A Newton Legend

Recently I visited a shop in Porthcawl to make a household purchase and much to my children's amusement was asked by the shopkeeper if I was from "over the border !" I imagine that generations of my ancestors in Margam, Mawdlam and Pyle cemeteries must have smiled as they turned in their graves.

However, I must admit that I spend more of my time living in the shadow of Lincoln Minster than I do in the parish of Newton.

Over 200 years ago another family made the journey from a small Lincolnshire village called Messingham and settled in our parish. Perhaps they came by sea because the eldest of the three brothers was called Captain Robert Turpin.

In 1742 he purchased Hall and Ballas farms for 1,760 and remained in the area until his death in 1762, age 73. Visitors to Pyle churchyard will find his tomb on the left-hand side of the path near the entrance gate. By his wife Mary he had two daughters. One Mary Shaftesbury Turpin married firstly David Williams of Cowbridge and secondly Richard Price of Newhouse. The other daughter Ann married Edward Sanders, a surgeon. Captain Turpin's brothers were called Bloom and William.

Bloom rented Kenfig Warren for 30 per annum which was a substantial sum in the 18th century. He died in 1764 and is buried at Newton. To show that he was a man of some substance the vicar records in the register the death of "Mr." Bloom Turpin. The third brother farmed Grove Farm until his death in 1774 when he is entered in the register as "William Turpin gent."

His children, who were born like their parents in Lincolnshire, lie in graves beneath the ancient yew tree in Newton churchyard. the gravestones with their inscriptions are now suffering the ravages of time. However, the inscriptions are still clear enough to indicate that the family came to Newton from Messingham in Lincolnshire.

Folklore and several local historians have not been content to accept these tombstone inscriptions in Newton and Pyle churchyards at their face value. Instead a web of fantasy has been woven around the family and we are led to believe that they were related to the infamous highwayman Dick Turpin who is said to have lived in Lincolnshire at one time.

In a "History of the ancient church of Newton Porthcawl" written by Charles Davies and published in 1938, we read- "Tradition makes William Turpin of Grove to be the brother of Dick Turpin the highwayman of 'Black Bess' fame. Dick was born in 1706 in Essex, but later went to Lincolnshire to avoid arrest for his misdeeds." What are the facts? They can be ascertained with the minimum of effort, if like me you live in Lincolnshire. A search in the registers of Messingham church clearly indicates a very respectable origin for our Turpin family. Their father was the Vicar!

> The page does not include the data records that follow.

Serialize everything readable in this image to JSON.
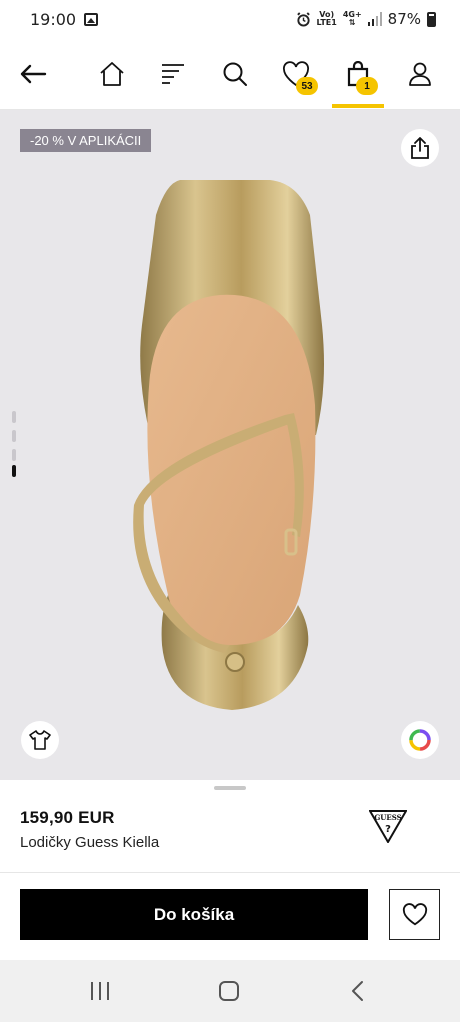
{
  "status_bar": {
    "time": "19:00",
    "network_top": "Vo)",
    "network_bottom": "LTE1",
    "signal_type": "4G+",
    "battery": "87%"
  },
  "nav": {
    "wishlist_count": "53",
    "cart_count": "1",
    "accent_color": "#f5c400"
  },
  "gallery": {
    "promo_label": "-20 % V APLIKÁCII",
    "image_count": 4,
    "active_image": 4
  },
  "product": {
    "price": "159,90 EUR",
    "name": "Lodičky Guess Kiella",
    "brand_logo": "GUESS"
  },
  "actions": {
    "add_to_cart": "Do košíka"
  }
}
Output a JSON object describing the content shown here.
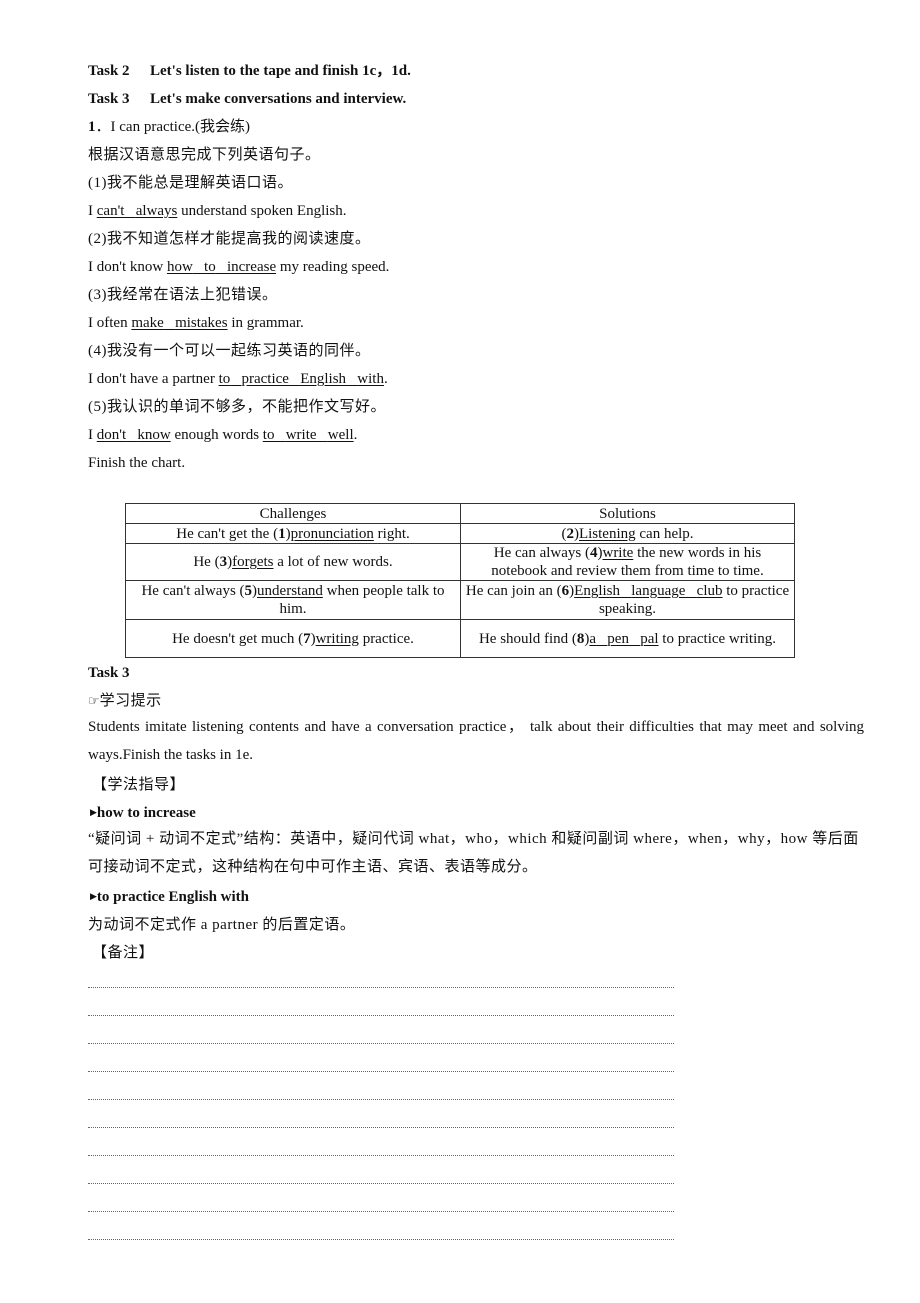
{
  "tasks": {
    "task2": {
      "label": "Task 2",
      "text": "Let's listen to the tape and finish 1c，1d."
    },
    "task3": {
      "label": "Task 3",
      "text": "Let's make conversations and interview."
    }
  },
  "practice": {
    "number": "1",
    "title": "I can practice.(我会练)",
    "instruction": "根据汉语意思完成下列英语句子。",
    "items": [
      {
        "cn": "(1)我不能总是理解英语口语。",
        "pre": "I ",
        "answers": [
          "can't",
          "always"
        ],
        "post": " understand spoken English."
      },
      {
        "cn": "(2)我不知道怎样才能提高我的阅读速度。",
        "pre": "I don't know ",
        "answers": [
          "how",
          "to",
          "increase"
        ],
        "post": " my reading speed."
      },
      {
        "cn": "(3)我经常在语法上犯错误。",
        "pre": "I often ",
        "answers": [
          "make",
          "mistakes"
        ],
        "post": " in grammar."
      },
      {
        "cn": "(4)我没有一个可以一起练习英语的同伴。",
        "pre": "I don't have a partner ",
        "answers": [
          "to",
          "practice",
          "English",
          "with"
        ],
        "post": "."
      },
      {
        "cn": "(5)我认识的单词不够多，不能把作文写好。",
        "pre": "I ",
        "answers": [
          "don't",
          "know"
        ],
        "mid": " enough words ",
        "answers2": [
          "to",
          "write",
          "well"
        ],
        "post": "."
      }
    ],
    "finish_chart": "Finish the chart."
  },
  "table": {
    "headers": [
      "Challenges",
      "Solutions"
    ],
    "rows": [
      {
        "c_pre": "He can't get the (",
        "c_num": "1",
        "c_close": ")",
        "c_ans": "pronunciation",
        "c_post": " right.",
        "s_pre": "(",
        "s_num": "2",
        "s_close": ")",
        "s_ans": "Listening",
        "s_post": " can help."
      },
      {
        "c_pre": "He (",
        "c_num": "3",
        "c_close": ")",
        "c_ans": "forgets",
        "c_post": " a lot of new words.",
        "s_pre": "He can always (",
        "s_num": "4",
        "s_close": ")",
        "s_ans": "write",
        "s_post": " the new words in his notebook and review them from time to time."
      },
      {
        "c_pre": "He can't always (",
        "c_num": "5",
        "c_close": ")",
        "c_ans": "understand",
        "c_post": " when people talk to him.",
        "s_pre": "He can join an (",
        "s_num": "6",
        "s_close": ")",
        "s_ans": [
          "English",
          "language",
          "club"
        ],
        "s_post": " to practice speaking."
      },
      {
        "c_pre": "He doesn't get much (",
        "c_num": "7",
        "c_close": ")",
        "c_ans": "writing",
        "c_post": " practice.",
        "s_pre": "He should find (",
        "s_num": "8",
        "s_close": ")",
        "s_ans": [
          "a",
          "pen",
          "pal"
        ],
        "s_post": " to practice writing."
      }
    ]
  },
  "task3_section": {
    "label": "Task 3",
    "hint_icon": "pointing-hand-icon",
    "hint_title": "学习提示",
    "hint_text": "Students imitate listening contents and have a conversation practice， talk about their difficulties that may meet and solving ways.Finish the tasks in 1e.",
    "guide_title": "【学法指导】",
    "notes": [
      {
        "icon": "triangle-bullet-icon",
        "heading": "how to increase",
        "text": "“疑问词 + 动词不定式”结构：英语中，疑问代词 what，who，which 和疑问副词 where，when，why，how 等后面可接动词不定式，这种结构在句中可作主语、宾语、表语等成分。"
      },
      {
        "icon": "triangle-bullet-icon",
        "heading": "to practice English with",
        "text": "为动词不定式作 a partner 的后置定语。"
      }
    ],
    "remarks_title": "【备注】",
    "remark_lines": 10
  }
}
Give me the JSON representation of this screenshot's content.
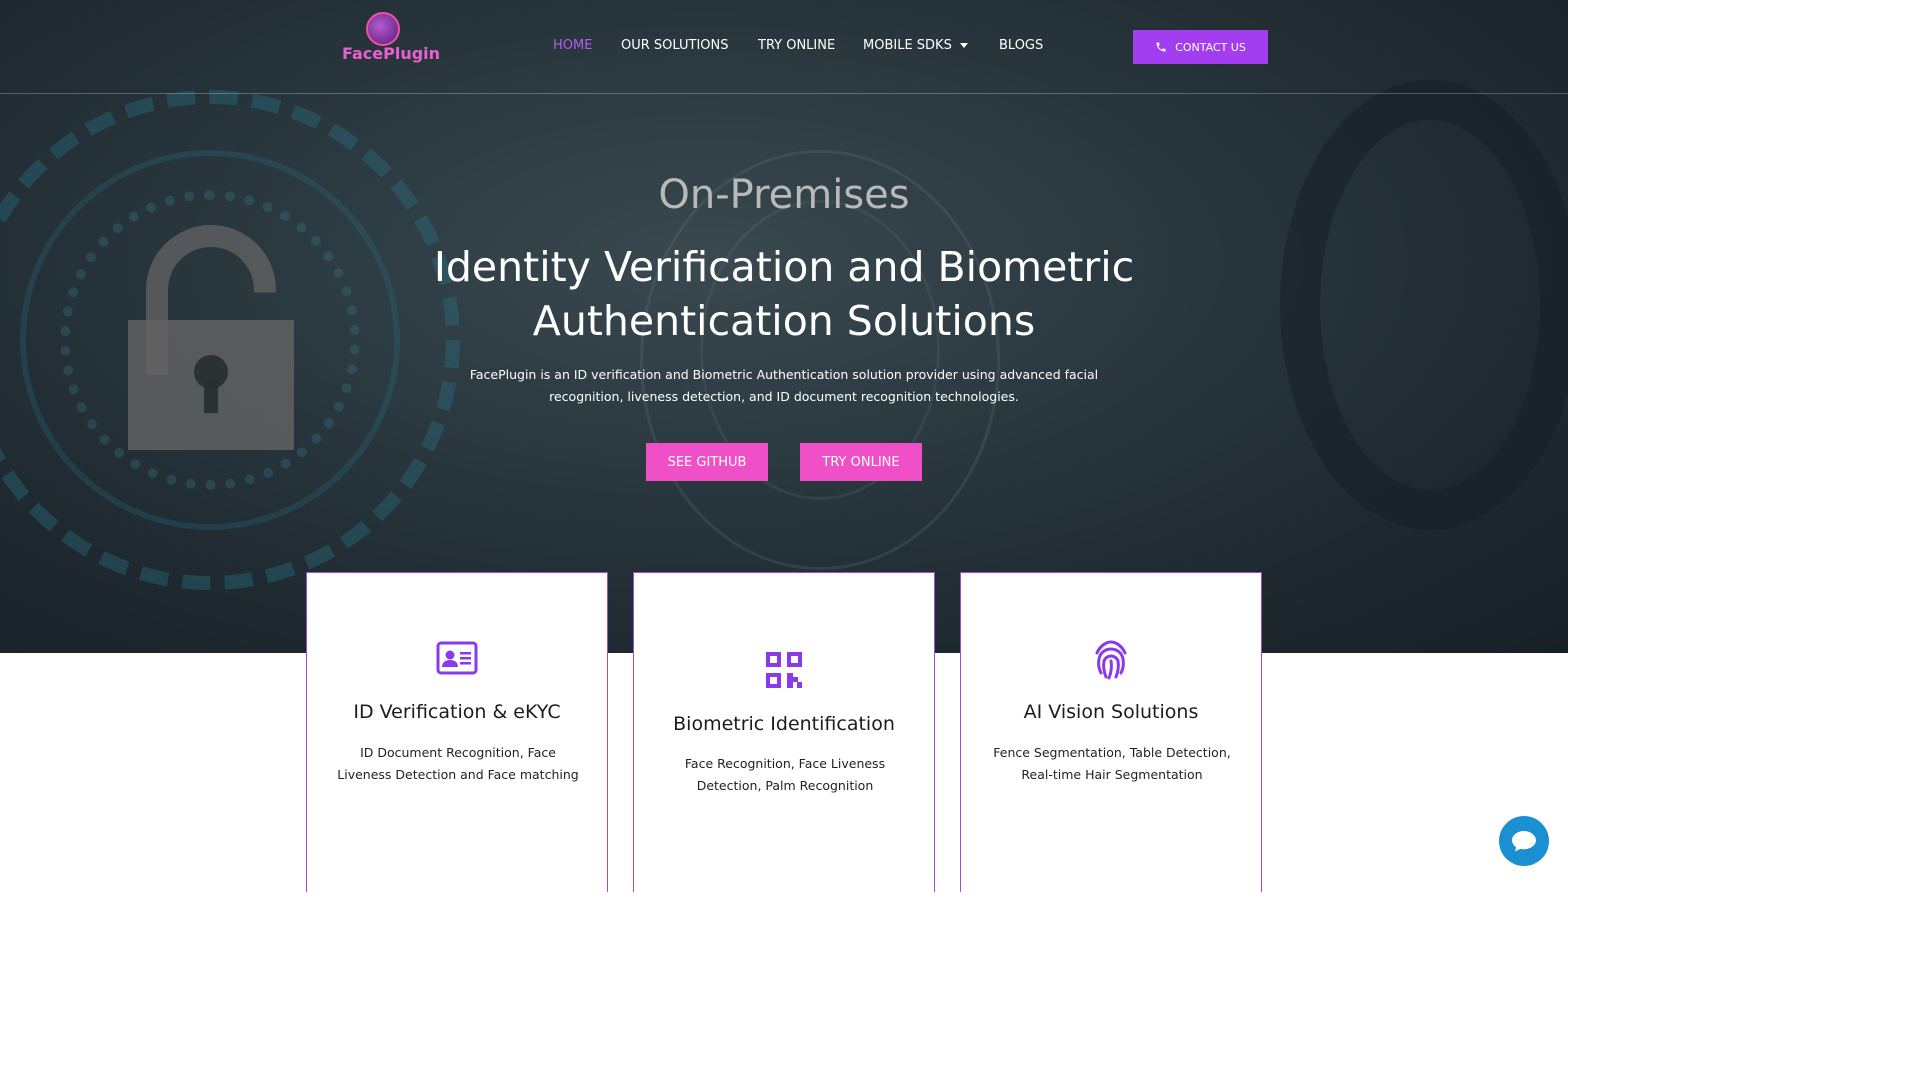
{
  "brand": {
    "name": "FacePlugin"
  },
  "nav": {
    "items": [
      {
        "label": "HOME",
        "active": true
      },
      {
        "label": "OUR SOLUTIONS"
      },
      {
        "label": "TRY ONLINE"
      },
      {
        "label": "MOBILE SDKS",
        "has_dropdown": true
      },
      {
        "label": "BLOGS"
      }
    ],
    "contact_label": "CONTACT US",
    "contact_icon": "phone-icon"
  },
  "hero": {
    "kicker": "On-Premises",
    "title": "Identity Verification and Biometric Authentication Solutions",
    "subtitle": "FacePlugin is an ID verification and Biometric Authentication solution provider using advanced facial recognition, liveness detection, and ID document recognition technologies.",
    "buttons": [
      "SEE GITHUB",
      "TRY ONLINE"
    ]
  },
  "cards": [
    {
      "icon": "id-card-icon",
      "title": "ID Verification & eKYC",
      "description": "ID Document Recognition, Face Liveness Detection and Face matching"
    },
    {
      "icon": "qr-code-icon",
      "title": "Biometric Identification",
      "description": "Face Recognition, Face Liveness Detection, Palm Recognition"
    },
    {
      "icon": "fingerprint-icon",
      "title": "AI Vision Solutions",
      "description": "Fence Segmentation, Table Detection, Real-time Hair Segmentation"
    }
  ],
  "colors": {
    "accent_purple": "#a33ef0",
    "button_pink": "#f050c7",
    "icon_purple": "#8a3ae8",
    "card_border": "#9c4fd6",
    "chat_blue": "#1a8fd1"
  },
  "chat": {
    "icon": "chat-bubble-icon"
  }
}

The Rev. Francis Turpin, B.A., Clare College, Cambridge married a lady called Abigail sometime before 1688 when he was curate of Winterton, a village north of the steel town of Scunthorpe. Subsequently he held various livings in Lincolnshire, but his children were baptised in Winterton or Messingham.

When the old parson died in 1728 he left a Will proved at Lincoln in which he leaves each of his children one shilling. This was an established practice which indicated that a father had made suitable financial arrangements for his children during his lifetime and the token sum merely shows that he accepted them as his legitimate offspring. I do not know where the Rev. Francis was born, but the name Turpin was not uncommon in Lincolnshire at the time of his birth.

Grove Farm, as many of our parishioners know, remains in existence. It must have been quite isolated in the 18th century when William and Mary Turpin lived there with their sons Francis (later of Hall Farm), John (a mariner who died young) and their daughter Mary, who married in 1766 at Newton Church to John Lougher, the local clockmaker.

When my grandmother died prematurely following childbirth at the beginning of this century, two of her daughters were sent to stay with "Uncle Powell of Grove." I understand that as a treat my aunts would be walked to the beach and allowed to go into the water on a leading rein. One of them told me that you didn't see any housing at all on the walk. The scene, as we all know, is quite different today!

There are a number of descendants of the Turpin family around Porthcawl. Mary Turpin's descendants became the Lougher Morgans of Marlas.

Finally, mention should be made of the possible connection between a descendant of Captain Robert Turpin and the "'Maid of Sker." It is probably nonsense, like the story connecting the family with Dick Turpin, but perhaps some other amateur local historian will research further that problem.

For those who wish to know more about our parish and neighbourhood, the works of Leonard Higgins and A. Leslie Evans make interesting reading. R. D. Blackmore's novel "The Maid of Sker" is every bit as good as his other novel "Lorna Doone."


Porthcawl, July 1976.